— WHAT THE EXERCISE ASKS —
Lines in the records below that contain the word "Items" must each be copied.

Extracted data entries:
::::

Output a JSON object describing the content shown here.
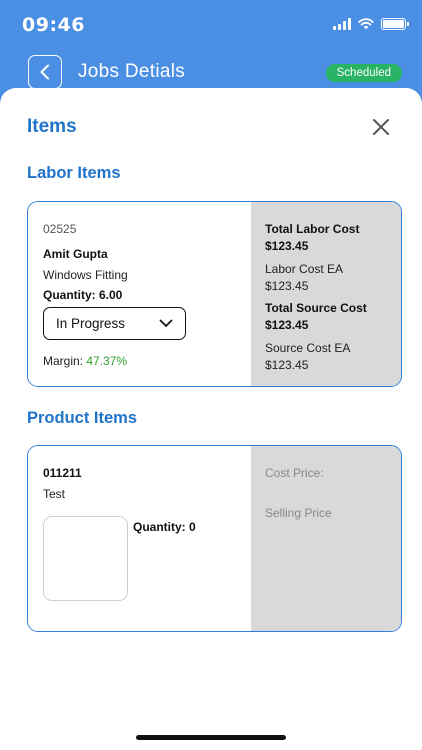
{
  "status_bar": {
    "time": "09:46"
  },
  "header": {
    "title": "Jobs Detials",
    "status_badge": "Scheduled"
  },
  "sheet": {
    "title": "Items"
  },
  "labor_section": {
    "title": "Labor Items",
    "item": {
      "code": "02525",
      "name": "Amit Gupta",
      "description": "Windows Fitting",
      "quantity": "Quantity: 6.00",
      "status": "In Progress",
      "margin_label": "Margin:",
      "margin_value": "47.37%",
      "total_labor_cost_label": "Total Labor Cost",
      "total_labor_cost": "$123.45",
      "labor_cost_ea_label": "Labor Cost EA",
      "labor_cost_ea": "$123.45",
      "total_source_cost_label": "Total Source Cost",
      "total_source_cost": "$123.45",
      "source_cost_ea_label": "Source Cost EA",
      "source_cost_ea": "$123.45"
    }
  },
  "product_section": {
    "title": "Product Items",
    "item": {
      "code": "011211",
      "name": "Test",
      "quantity": "Quantity: 0",
      "cost_price_label": "Cost Price:",
      "selling_price_label": "Selling Price"
    }
  },
  "colors": {
    "primary_blue": "#4a8fe3",
    "heading_blue": "#1f74c9",
    "badge_green": "#28b463",
    "margin_green": "#2e9e2e",
    "panel_grey": "#d9d9d9"
  },
  "icons": {
    "back": "chevron-left-icon",
    "close": "close-icon",
    "dropdown": "chevron-down-icon"
  }
}
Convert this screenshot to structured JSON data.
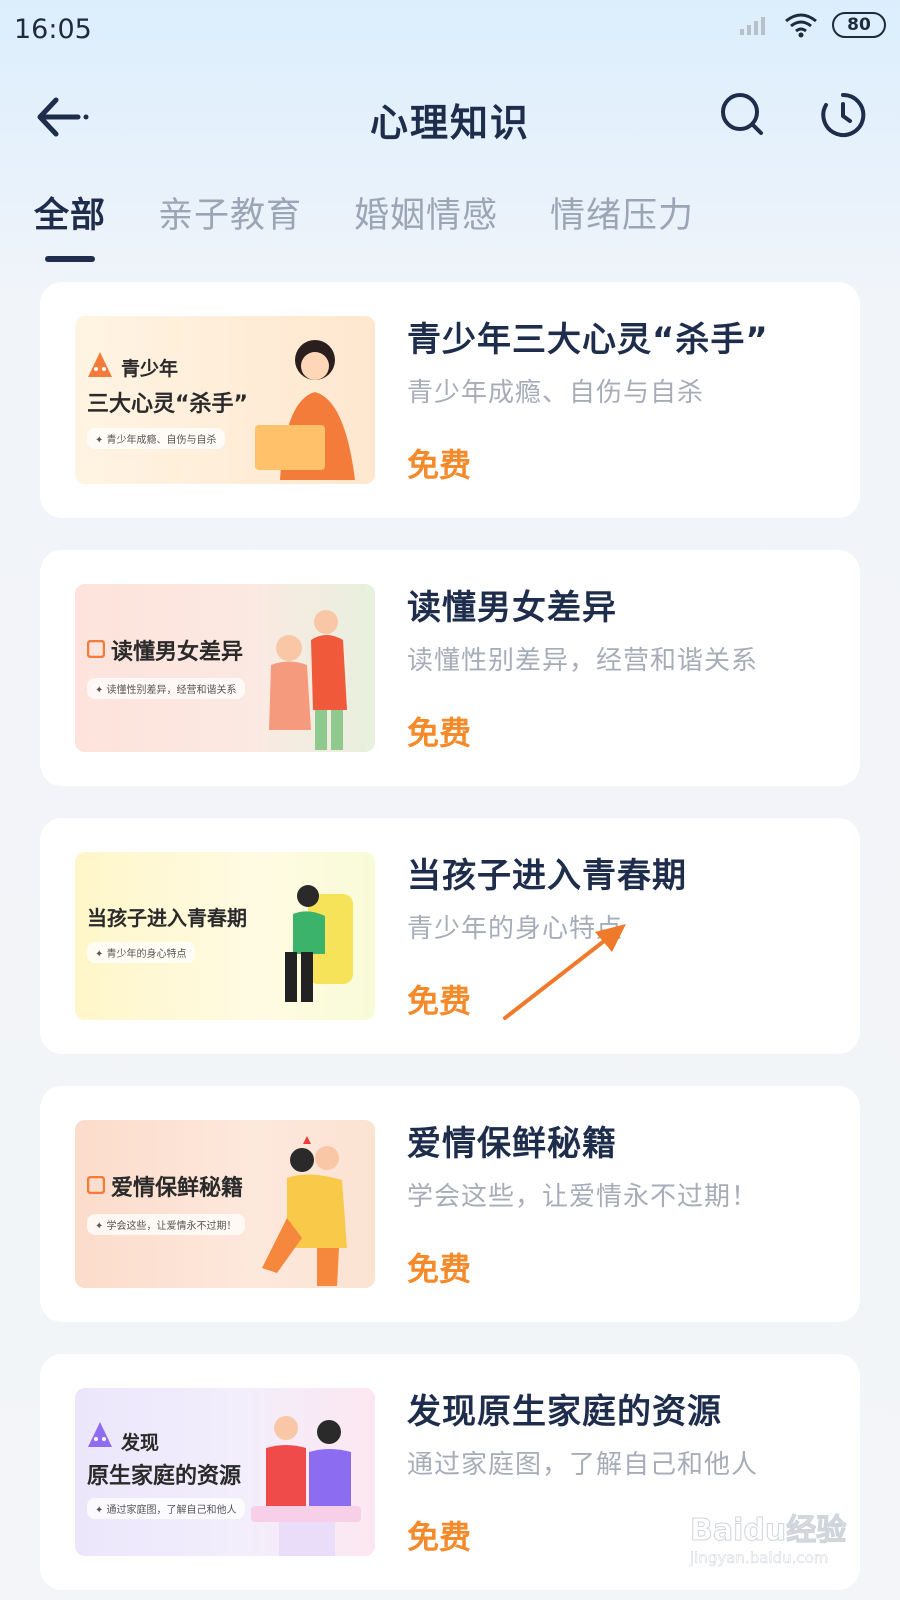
{
  "status_bar": {
    "time": "16:05",
    "battery": "80"
  },
  "nav": {
    "title": "心理知识"
  },
  "tabs": [
    {
      "label": "全部",
      "active": true
    },
    {
      "label": "亲子教育",
      "active": false
    },
    {
      "label": "婚姻情感",
      "active": false
    },
    {
      "label": "情绪压力",
      "active": false
    }
  ],
  "courses": [
    {
      "title": "青少年三大心灵“杀手”",
      "desc": "青少年成瘾、自伤与自杀",
      "price": "免费",
      "thumb": {
        "line1": "青少年",
        "line2": "三大心灵“杀手”",
        "sub": "✦ 青少年成瘾、自伤与自杀"
      }
    },
    {
      "title": "读懂男女差异",
      "desc": "读懂性别差异，经营和谐关系",
      "price": "免费",
      "thumb": {
        "line1": "",
        "line2": "读懂男女差异",
        "sub": "✦ 读懂性别差异，经营和谐关系"
      }
    },
    {
      "title": "当孩子进入青春期",
      "desc": "青少年的身心特点",
      "price": "免费",
      "thumb": {
        "line1": "",
        "line2": "当孩子进入青春期",
        "sub": "✦ 青少年的身心特点"
      }
    },
    {
      "title": "爱情保鲜秘籍",
      "desc": "学会这些，让爱情永不过期！",
      "price": "免费",
      "thumb": {
        "line1": "",
        "line2": "爱情保鲜秘籍",
        "sub": "✦ 学会这些，让爱情永不过期！"
      }
    },
    {
      "title": "发现原生家庭的资源",
      "desc": "通过家庭图，了解自己和他人",
      "price": "免费",
      "thumb": {
        "line1": "发现",
        "line2": "原生家庭的资源",
        "sub": "✦ 通过家庭图，了解自己和他人"
      }
    }
  ],
  "watermark": {
    "text": "Baidu经验",
    "url": "jingyan.baidu.com"
  },
  "colors": {
    "accent": "#f58a2a",
    "title": "#1f2d4d",
    "muted": "#a6adb9",
    "arrow": "#f07a2c"
  }
}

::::

— EXERCISE ANSWER —
    "title": "Items"
    "title": "Labor Items",
    "title": "Product Items",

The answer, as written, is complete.